“It was mostly going on the internet and figuring out where some of my favorite up and coming bands were playing in other markets and then being led to their websites,” Dorough said. “I could tell that they operated similar to the way I wanted to as far as the way they organized their data, the way they booked in multiple rooms, and worked in multiple markets.”

In late 2015, the Crofoot purchased Fusion Shows, giving both entities a larger stake in Michigan’s independent market. Combined the companies do 1,000 shows a year throughout the state. Amplify caught up with the numbers guy to learn about five of his favorite shows.

Foo Fighters at Lollapalooza Afterparty at The Metro in Chicago

August 2017

Dave and the boys decided to break the record for the longest Foo Fighters show. I couldn’t hang. I was GA, the first set of tickets I had bought in a very long time (I made the whole office mash the refresh button during the on-sale and one of us miraculously got through!). It’s weird hanging out among the people when you spend so much time in an office in a basement of a venue, and I was surprised at my lack of stamina. I ended up sitting in the back of the room on the floor for quite a bit of the show with super sore feet, but it was still one helluva night. It didn’t end until well after 2am. That was almost four hours on stage.

La Dispute at Crofoot Ballroom in Pontiac, Michigan

Jan. 12, 2013

I’ve been involved with this band since nearly the beginning of their career way back in 2005/2006, and this was the show where they kind of launched from the small clubs into ballrooms. They headlined our 5th annual birthday show for my company, and we ended up selling it out at 1,100 paid. With the band’s DIY roots, we decided to roll with no barricade. Not the best idea we’ve collectively ever had, but it was an awesome show. Everyone survived and the band has never looked back, touring worldwide with an ethic that a lot of bands could take note of… and generally requesting a barricade now.

Eve 6 and Lit at St. Andrews Hall in Detroit, Michigan

April 9, 1999

The first show where I realized that crowd surfing was something that I probably shouldn’t be doing all that often. Weird to say that there was a mosh pit during a Lit set, but there was a pretty wild one. A big hole opened up, I got tossed what felt like 15 feet up in the air and landed flat on my back on the floor of St. Andrews. If it weren’t for that springy old hardwood floor, I probably would still be laying there. I’ve never had the air knocked out of me like that before.

The Used, Thrice, My Chemical Romance, & Story of the Year at Orbit Room in Grand Rapids, Michigan

May 6, 2003

I just started to get into this kind of music when The Used was on their self-titled tour. I hated the openers, none of whom I had heard of at the time. Actually, I dug Story of the Year, but hated My Chemical Romance and Thrice so, so much. Which is weird, because years later, Thrice is one of my top three or four favorite bands, and The Black Parade and Three Cheers for Revenge by My Chemical Romance are some of my favorite albums from that era.

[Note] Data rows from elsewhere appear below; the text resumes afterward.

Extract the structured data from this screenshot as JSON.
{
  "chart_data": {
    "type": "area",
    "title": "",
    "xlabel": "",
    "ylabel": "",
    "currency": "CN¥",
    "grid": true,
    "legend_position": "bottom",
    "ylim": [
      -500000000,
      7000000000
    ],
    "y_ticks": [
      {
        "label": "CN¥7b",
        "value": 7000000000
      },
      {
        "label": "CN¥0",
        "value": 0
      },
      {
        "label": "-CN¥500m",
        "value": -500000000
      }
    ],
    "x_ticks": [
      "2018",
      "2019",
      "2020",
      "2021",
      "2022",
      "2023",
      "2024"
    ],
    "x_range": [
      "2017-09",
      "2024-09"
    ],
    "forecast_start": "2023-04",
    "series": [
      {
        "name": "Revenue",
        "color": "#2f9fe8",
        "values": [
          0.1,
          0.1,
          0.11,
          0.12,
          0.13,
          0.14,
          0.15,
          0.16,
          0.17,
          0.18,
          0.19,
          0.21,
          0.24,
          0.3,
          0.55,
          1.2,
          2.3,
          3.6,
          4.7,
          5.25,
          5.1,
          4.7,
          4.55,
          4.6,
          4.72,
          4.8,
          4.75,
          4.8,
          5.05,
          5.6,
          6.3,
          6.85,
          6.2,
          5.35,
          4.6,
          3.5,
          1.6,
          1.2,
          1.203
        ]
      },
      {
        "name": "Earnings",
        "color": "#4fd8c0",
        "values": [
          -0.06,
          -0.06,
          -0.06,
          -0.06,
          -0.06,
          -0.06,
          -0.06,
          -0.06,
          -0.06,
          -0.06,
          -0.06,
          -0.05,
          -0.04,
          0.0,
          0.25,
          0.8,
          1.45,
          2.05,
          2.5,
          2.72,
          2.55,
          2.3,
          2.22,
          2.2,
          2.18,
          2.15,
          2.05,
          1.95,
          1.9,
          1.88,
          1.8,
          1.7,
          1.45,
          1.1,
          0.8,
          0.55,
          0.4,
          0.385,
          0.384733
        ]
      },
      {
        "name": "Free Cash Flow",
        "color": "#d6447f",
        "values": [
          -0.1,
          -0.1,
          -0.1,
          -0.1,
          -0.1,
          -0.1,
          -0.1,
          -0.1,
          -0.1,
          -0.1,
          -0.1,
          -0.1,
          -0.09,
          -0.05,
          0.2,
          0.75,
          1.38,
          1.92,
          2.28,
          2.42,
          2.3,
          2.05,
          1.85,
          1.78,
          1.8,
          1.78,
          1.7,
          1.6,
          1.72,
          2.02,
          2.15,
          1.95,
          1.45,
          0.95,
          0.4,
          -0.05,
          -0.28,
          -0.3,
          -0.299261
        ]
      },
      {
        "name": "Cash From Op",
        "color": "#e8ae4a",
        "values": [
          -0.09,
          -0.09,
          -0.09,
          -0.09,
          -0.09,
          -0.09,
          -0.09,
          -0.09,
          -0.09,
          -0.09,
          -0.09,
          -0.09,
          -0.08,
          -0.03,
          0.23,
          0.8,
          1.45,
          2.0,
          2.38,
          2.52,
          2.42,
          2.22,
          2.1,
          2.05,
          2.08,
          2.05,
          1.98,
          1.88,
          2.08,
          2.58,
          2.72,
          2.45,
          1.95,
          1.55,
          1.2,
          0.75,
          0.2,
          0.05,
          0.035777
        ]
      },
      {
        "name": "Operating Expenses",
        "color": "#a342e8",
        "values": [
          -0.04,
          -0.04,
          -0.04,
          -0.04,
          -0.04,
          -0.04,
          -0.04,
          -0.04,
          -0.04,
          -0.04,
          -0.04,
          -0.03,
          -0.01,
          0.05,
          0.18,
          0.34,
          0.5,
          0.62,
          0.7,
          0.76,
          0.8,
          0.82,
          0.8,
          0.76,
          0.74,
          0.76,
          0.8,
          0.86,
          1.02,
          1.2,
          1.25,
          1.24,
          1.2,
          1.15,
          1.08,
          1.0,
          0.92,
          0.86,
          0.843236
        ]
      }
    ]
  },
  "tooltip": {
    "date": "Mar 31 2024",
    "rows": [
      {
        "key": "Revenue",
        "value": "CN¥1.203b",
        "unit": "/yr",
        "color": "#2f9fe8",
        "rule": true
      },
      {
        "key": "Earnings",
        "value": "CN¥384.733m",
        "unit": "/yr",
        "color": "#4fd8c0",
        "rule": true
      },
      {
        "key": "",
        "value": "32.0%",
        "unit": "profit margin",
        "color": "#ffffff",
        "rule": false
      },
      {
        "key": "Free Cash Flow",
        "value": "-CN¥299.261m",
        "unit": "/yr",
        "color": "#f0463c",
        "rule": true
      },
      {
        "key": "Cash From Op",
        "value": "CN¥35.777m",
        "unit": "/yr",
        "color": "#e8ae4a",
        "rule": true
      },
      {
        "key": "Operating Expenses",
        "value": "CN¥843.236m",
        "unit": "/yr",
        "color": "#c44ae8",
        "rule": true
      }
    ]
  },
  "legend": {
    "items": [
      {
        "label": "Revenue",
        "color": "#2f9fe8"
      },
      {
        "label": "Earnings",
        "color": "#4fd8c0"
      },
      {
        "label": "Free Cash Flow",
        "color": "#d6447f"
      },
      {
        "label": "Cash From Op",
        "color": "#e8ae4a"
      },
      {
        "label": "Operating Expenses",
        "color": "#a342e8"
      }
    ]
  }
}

The Head and the Heart at Crofoot Ballroom in Pontiac, Michigan

March 11, 2012

Every once in a while, I’ll have a show on my calendar, whether it’s one I booked or one I might be attending, and I’ll just block myself out from the artist. Won’t listen, won’t really pay attention to what kind of music they make. I guess when it’s my show, it’s generally a support act, as I should probably know what our team is marketing, but I’ll just wall myself off.

For this show, I successfully buffered myself from having really any idea what this band sounded like and just went in cold turkey with the idea of hopefully being pleasantly surprised. What The Head and the Heart greeted me with was as close as I can remember to a religious experience. After booking thousands of shows, I’m hard to impress, but they just had it that night. They were hungry, young, having fun doing it, and the songs from that first record were just so, so good. It was this awesome, surprising reminder why we do what we do, and anytime I’m dragging ass at the office, I remember this show, the impact it had on me, and I pick up my pace and take care of business.